In a session at the Annual Conference for Catalog & Multichannel Merchants earlier this month in New Orleans, Kevin Lee, chairman and CEO of the search engine marketing firm Didit, and Amy Wong, e-commerce marketing manager at the women's apparel retailer New York & Co., presented several takeaway tips to help companies optimize their search marketing dollars across all channels.
Do you find the same words cropping up repeatedly in your catalog copy? Words like "great," "perfect," "designed," "style" and "provide?" If so, then one of the hazards you face is that your copy soon becomes predictable and can quickly lose consumer interest.
The marketing manager was suspicious. The pay-per-click Web campaign results looked too good. A matchback revealed that 40 percent of the campaign’s customers, representing 60 percent of its sales, had actually received a catalog before placing their orders. Scary, isn’t it? That’s just one reason why order tracking still matters. Here’s another: The chart accompanying this article is a real — and typical — example of key code capture rates. This unnamed cataloger captured key codes for 46 percent of its orders that represented 62 percent of its sales. Untracked data represented 54 percent of its orders and 38 percent of its sales. The
By George Hague Editor's note: This is the second of a two-part series on analytics and measurement. The first article appeared in Catalog Success, May 2006, pg. 91, and covered circulation essentials. Part II covers merchandise analytics. Regardless of what you sell, your merchandise is the reason people purchase from your catalog. Appealing product can give your catalog a 20 percent to 30 percent lift in sales with no additional marketing expenses. Since merchandise is the driving force behind your catalog's success, product development and selection should receive the most attention in terms of strategic planning and analysis. The state-of-the-art tool for merchandise analysis
By Matt Griffin, Alan Rimm-Kaufman and Joe Dysart There's never a lack of new ideas in online selling. The trick is finding those approaches that work for your business and implementing them properly. Everyone's looking for the next big thing in online marketing — namely, a tactic that will allow marketers to connect with their online customers in hitherto unparalleled ways. And while you're searching for that singular method to drive customers straight to your checkout page, this special report is designed to expose you to a few tactics you may not have considered. Or, if you've considered some or all of these ideas,

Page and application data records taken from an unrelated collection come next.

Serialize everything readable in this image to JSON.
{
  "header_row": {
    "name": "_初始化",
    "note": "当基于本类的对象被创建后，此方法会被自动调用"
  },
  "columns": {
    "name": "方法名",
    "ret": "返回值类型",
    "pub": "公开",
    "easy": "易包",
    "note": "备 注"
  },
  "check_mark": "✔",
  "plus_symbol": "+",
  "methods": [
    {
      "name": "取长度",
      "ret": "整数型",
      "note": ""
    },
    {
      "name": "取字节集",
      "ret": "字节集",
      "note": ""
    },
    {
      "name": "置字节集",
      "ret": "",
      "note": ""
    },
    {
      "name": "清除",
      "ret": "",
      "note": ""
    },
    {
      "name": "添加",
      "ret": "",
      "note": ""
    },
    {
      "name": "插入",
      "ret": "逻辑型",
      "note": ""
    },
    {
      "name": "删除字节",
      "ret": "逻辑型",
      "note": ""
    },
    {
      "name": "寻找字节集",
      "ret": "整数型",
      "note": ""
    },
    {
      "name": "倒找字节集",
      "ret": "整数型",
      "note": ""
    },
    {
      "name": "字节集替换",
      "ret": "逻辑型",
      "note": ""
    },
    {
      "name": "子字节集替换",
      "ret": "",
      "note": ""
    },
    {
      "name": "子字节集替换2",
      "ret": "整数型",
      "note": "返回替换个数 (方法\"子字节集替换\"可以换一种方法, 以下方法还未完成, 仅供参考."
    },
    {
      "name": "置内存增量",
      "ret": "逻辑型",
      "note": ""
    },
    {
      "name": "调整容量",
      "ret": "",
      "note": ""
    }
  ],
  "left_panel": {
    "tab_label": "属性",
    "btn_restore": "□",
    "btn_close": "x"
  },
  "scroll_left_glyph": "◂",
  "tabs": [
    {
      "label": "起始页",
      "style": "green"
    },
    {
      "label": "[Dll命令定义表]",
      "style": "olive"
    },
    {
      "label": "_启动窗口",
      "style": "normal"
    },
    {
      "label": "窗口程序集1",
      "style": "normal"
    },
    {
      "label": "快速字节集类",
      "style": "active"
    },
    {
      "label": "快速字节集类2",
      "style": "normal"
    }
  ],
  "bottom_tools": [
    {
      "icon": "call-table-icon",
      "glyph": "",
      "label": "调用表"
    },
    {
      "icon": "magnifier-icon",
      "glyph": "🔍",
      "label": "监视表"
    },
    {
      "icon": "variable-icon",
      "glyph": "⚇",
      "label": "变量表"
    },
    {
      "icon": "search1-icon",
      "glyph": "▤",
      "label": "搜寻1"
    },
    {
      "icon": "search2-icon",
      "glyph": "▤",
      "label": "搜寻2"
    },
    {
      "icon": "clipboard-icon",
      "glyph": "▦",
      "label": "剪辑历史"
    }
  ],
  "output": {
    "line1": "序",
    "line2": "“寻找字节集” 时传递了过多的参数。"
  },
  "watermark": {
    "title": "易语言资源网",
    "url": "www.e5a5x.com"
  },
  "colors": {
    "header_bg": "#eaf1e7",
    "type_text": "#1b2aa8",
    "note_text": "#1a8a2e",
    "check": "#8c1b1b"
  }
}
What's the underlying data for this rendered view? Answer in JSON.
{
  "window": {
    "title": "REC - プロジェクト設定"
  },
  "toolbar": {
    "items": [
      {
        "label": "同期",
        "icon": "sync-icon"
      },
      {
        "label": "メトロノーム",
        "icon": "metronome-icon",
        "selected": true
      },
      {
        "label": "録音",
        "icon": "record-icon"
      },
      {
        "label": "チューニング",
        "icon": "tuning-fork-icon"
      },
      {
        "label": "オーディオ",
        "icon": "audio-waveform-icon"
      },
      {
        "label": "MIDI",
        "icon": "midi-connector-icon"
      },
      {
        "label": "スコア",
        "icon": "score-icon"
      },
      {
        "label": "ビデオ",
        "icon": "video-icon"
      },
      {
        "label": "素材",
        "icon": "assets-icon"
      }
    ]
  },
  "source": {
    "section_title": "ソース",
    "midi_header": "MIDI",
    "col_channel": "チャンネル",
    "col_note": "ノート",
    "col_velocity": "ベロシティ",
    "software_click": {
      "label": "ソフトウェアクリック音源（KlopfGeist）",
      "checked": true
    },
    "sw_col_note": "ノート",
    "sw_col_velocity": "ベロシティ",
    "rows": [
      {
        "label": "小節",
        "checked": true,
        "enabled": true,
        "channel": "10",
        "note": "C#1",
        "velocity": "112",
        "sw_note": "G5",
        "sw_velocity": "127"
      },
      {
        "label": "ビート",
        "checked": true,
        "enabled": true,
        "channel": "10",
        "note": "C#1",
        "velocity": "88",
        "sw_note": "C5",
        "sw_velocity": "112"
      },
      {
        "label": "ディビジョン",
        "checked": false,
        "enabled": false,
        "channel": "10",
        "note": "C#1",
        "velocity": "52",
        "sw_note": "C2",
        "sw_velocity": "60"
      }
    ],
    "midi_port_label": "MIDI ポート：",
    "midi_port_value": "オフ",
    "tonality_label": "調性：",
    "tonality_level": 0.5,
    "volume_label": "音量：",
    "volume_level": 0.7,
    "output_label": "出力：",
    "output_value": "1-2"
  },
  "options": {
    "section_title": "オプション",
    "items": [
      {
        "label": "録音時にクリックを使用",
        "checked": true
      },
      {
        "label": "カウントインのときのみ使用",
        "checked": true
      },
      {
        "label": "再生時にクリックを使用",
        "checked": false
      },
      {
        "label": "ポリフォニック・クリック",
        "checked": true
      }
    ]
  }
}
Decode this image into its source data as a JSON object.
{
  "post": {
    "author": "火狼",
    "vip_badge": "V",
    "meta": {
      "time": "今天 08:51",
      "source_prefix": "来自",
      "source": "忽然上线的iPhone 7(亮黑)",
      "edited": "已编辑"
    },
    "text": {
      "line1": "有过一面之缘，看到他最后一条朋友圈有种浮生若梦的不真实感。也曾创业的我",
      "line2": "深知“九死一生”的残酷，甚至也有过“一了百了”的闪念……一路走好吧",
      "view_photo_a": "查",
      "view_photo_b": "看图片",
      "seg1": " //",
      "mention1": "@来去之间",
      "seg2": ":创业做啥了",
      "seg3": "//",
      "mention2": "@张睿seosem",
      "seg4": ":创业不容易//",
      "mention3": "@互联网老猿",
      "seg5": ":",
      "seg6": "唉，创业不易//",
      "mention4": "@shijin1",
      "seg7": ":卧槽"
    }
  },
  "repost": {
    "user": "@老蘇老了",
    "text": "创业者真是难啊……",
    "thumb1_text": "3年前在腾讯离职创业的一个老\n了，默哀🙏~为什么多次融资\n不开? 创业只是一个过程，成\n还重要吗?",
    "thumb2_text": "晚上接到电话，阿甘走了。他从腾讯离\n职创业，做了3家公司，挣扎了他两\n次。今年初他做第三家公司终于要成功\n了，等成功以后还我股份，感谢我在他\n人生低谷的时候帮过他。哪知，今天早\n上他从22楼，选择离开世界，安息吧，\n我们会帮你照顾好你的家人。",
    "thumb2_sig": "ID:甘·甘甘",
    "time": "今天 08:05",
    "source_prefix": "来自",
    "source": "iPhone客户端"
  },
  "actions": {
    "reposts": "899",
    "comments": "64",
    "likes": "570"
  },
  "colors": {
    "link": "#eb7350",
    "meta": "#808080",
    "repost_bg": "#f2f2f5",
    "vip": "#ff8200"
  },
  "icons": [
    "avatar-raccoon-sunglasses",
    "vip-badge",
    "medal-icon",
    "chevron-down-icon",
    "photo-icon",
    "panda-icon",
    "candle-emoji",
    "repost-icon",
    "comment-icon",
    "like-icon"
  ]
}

Ten days before Sept. 11, Jason Beck, a former hand-to-hand combat instructor for the Marine Corps, invested $100,000 and launched Diamondback Tactical, a direct marketing company selling special operations and tactical law enforcement equipment. In just four years the company has grown into a $34 million a year business selling tactical gear and supplies to the U.S. military and homeland security forces at the state and federal level. But even before Sept. 11, Beck was noticing a shift in military procurement. World events were leading many officers to specify more gear and accessories for Special Operations stationed in the United States and abroad.
Be afraid. Be very afraid. As you read this, hackers are scanning your servers for open ports. Or perhaps at this moment a hacker is pasting odd strings into your catalog request form to steal credit card numbers. Worse yet: Your machines might already be compromised — and you don’t even know it. Yes, my intent is to scare. And yes, I sound paranoid. But I’m actually not. As one security expert told me with no trace of humor, “It’s not paranoia when they really are trying to get you.” As a multichannel merchant, your days should be spent worrying about merchandise, customer
By Noelle Buoncristiano Four tactics for multichannel success. Today's multichannel merchants continually are searching for viable channel-integration solutions — a seamless blend across the key points of customer interaction, including catalogs, Web sites, retail stores and kiosks. "Providing seamless integration communicates a consistent message to consumers and results in higher transaction values," note the authors of the LakeWest Group's Fifth Annual POS Benchmarking Survey 2004. But as most catalogers will tell you, achieving that seamless blend across all sales channels is more difficult than it appears to be. Following are a few tactics that can help you make the most
When designing your Web site, you can make a significant impression by deftly using graphics and color. Authoring programs such as Microsoft Front Page come with a number of themed corporate page sets that can help. If you're more courageous and plan on doing your own coloring, pick colors that make sense and don't offend. Companies designing sites for an international audience especially must remember that colors, symbols and other graphic nuances have different meanings in different cultures, says Paul Fox, vice president of engineering at Excel Translations (www.xltrans.com), a business that specializes in Web-site localization. Once you've leapt the cultural
By Joe Dysart Seasoned etailers realize a Web site is more than just a "billboard in cyberspace." They know the best sites create inviting, easy-to-use environments. Indeed, they're interactive tools where prospects and customers can learn about a company and buy products. To be sure, a Web site is not a technological homage to yourself, your company or a Web designer. That said, however, showy, forever-to-download sites that are cool but little more than impediments to e-commerce are all too common on the Web. Indeed, the Webscape is littered with them. This article will explore how to avoid adding yours to the heap